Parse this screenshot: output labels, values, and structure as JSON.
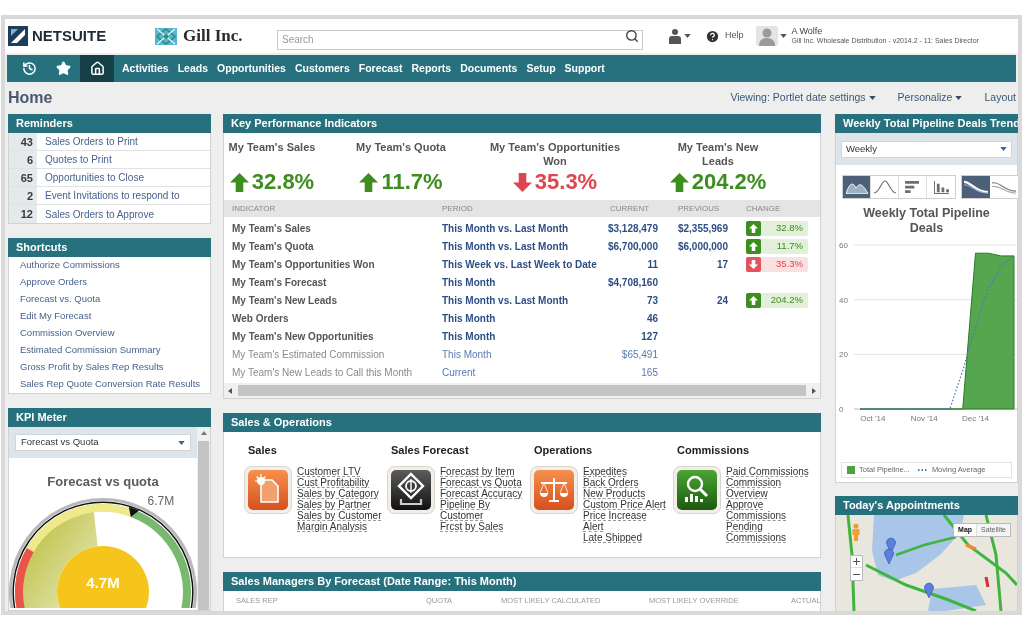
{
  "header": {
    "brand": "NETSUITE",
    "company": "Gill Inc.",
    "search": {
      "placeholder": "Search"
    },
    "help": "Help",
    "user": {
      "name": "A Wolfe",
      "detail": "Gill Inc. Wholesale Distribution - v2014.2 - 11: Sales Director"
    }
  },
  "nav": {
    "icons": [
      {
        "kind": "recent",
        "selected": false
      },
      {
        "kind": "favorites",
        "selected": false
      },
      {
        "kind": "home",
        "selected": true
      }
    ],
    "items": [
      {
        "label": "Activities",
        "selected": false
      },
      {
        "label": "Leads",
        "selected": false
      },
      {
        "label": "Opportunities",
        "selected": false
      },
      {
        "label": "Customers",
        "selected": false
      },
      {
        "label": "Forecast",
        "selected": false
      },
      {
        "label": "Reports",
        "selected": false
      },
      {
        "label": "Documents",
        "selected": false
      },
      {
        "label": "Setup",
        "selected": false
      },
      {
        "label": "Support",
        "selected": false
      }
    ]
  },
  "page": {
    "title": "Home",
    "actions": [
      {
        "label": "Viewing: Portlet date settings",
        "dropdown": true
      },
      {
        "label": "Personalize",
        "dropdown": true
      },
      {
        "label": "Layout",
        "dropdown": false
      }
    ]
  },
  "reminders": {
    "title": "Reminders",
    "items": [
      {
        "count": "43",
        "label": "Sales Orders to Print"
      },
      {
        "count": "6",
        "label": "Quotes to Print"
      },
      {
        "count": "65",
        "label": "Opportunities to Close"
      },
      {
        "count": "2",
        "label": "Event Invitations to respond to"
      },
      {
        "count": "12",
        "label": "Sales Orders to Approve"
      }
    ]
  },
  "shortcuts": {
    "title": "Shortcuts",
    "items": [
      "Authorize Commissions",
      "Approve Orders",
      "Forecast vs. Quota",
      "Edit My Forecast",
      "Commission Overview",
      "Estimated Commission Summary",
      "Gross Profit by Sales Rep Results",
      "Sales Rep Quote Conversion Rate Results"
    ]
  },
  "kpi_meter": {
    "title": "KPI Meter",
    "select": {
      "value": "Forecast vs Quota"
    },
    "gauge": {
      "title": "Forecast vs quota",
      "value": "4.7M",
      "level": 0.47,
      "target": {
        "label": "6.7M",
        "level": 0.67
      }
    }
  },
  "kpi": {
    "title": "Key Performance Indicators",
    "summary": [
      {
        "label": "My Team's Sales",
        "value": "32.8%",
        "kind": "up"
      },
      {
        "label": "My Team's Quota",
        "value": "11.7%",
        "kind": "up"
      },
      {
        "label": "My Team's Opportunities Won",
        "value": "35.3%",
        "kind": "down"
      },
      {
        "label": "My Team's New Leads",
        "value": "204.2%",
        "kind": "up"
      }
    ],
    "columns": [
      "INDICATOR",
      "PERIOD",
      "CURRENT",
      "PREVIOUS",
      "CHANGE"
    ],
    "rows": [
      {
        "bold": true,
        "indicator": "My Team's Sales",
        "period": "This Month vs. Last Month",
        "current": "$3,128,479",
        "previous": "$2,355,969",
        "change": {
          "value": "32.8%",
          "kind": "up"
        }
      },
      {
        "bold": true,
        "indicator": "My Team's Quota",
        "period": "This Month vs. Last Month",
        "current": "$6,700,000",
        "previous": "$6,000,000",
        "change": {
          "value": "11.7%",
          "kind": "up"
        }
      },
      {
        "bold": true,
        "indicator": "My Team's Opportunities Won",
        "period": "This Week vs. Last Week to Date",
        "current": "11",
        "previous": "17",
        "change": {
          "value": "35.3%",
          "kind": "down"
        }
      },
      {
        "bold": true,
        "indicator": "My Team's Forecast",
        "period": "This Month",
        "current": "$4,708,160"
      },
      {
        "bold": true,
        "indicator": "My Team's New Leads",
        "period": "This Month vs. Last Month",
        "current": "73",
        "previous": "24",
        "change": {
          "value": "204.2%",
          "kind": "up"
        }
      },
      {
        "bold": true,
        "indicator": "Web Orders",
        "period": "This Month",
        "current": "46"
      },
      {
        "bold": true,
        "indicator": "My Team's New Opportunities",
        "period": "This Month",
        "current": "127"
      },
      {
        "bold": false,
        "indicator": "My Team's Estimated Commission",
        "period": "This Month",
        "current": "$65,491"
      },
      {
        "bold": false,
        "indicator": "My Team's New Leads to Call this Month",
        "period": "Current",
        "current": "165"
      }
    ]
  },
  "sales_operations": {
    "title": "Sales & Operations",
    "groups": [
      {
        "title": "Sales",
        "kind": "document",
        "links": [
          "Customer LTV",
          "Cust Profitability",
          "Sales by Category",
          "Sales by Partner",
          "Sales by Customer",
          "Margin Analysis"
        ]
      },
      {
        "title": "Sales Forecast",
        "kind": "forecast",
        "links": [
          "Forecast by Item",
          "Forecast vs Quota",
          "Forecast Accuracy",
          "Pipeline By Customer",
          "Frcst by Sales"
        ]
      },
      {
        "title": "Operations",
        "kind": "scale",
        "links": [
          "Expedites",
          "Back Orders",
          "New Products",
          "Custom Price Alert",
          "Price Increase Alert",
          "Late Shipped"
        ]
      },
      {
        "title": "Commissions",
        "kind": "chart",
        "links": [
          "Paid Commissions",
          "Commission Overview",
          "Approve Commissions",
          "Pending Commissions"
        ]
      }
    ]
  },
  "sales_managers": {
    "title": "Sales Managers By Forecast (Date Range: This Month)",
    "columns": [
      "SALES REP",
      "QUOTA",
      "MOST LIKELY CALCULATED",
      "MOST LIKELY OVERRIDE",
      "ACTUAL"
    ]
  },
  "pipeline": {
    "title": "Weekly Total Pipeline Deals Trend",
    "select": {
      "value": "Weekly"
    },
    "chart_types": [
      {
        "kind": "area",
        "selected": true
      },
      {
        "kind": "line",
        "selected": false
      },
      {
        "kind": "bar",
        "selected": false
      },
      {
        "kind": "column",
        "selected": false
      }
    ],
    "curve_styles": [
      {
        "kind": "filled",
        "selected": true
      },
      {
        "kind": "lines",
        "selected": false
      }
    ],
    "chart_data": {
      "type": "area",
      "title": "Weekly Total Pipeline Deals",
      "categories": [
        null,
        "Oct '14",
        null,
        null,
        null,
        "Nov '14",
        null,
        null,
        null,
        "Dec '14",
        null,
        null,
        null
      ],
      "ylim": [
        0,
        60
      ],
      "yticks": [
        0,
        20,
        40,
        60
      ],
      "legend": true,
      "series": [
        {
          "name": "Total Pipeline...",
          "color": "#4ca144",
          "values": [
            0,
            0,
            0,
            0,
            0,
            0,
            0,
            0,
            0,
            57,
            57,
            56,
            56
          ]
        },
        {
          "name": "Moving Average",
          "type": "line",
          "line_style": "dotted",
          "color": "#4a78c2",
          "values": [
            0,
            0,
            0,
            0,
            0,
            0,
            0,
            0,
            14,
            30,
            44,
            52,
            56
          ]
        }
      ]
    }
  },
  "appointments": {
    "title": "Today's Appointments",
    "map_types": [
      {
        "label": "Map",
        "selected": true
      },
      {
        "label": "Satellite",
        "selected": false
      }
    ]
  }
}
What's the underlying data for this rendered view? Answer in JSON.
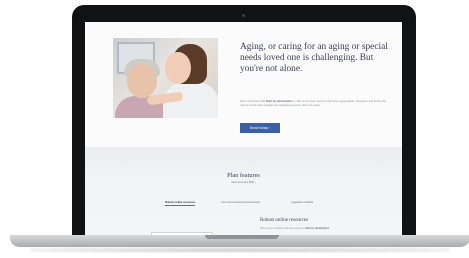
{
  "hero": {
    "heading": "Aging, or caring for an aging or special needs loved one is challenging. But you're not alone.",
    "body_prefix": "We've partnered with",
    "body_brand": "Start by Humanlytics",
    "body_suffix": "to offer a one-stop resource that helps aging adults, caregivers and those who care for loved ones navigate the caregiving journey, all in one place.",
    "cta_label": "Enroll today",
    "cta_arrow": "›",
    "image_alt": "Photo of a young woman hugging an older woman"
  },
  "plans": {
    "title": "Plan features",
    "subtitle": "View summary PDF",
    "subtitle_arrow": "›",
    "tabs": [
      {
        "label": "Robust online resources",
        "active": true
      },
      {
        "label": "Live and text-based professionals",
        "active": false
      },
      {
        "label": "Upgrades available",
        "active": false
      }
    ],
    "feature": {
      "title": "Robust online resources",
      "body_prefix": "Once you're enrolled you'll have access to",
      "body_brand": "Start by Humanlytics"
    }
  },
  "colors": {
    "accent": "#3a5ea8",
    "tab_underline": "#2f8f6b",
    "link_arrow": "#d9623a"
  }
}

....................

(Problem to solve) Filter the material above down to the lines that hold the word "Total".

(Output)
    "title": "Weekly Total Pipeline Deals Trend",
      "title": "Weekly Total Pipeline Deals",
          "name": "Total Pipeline...",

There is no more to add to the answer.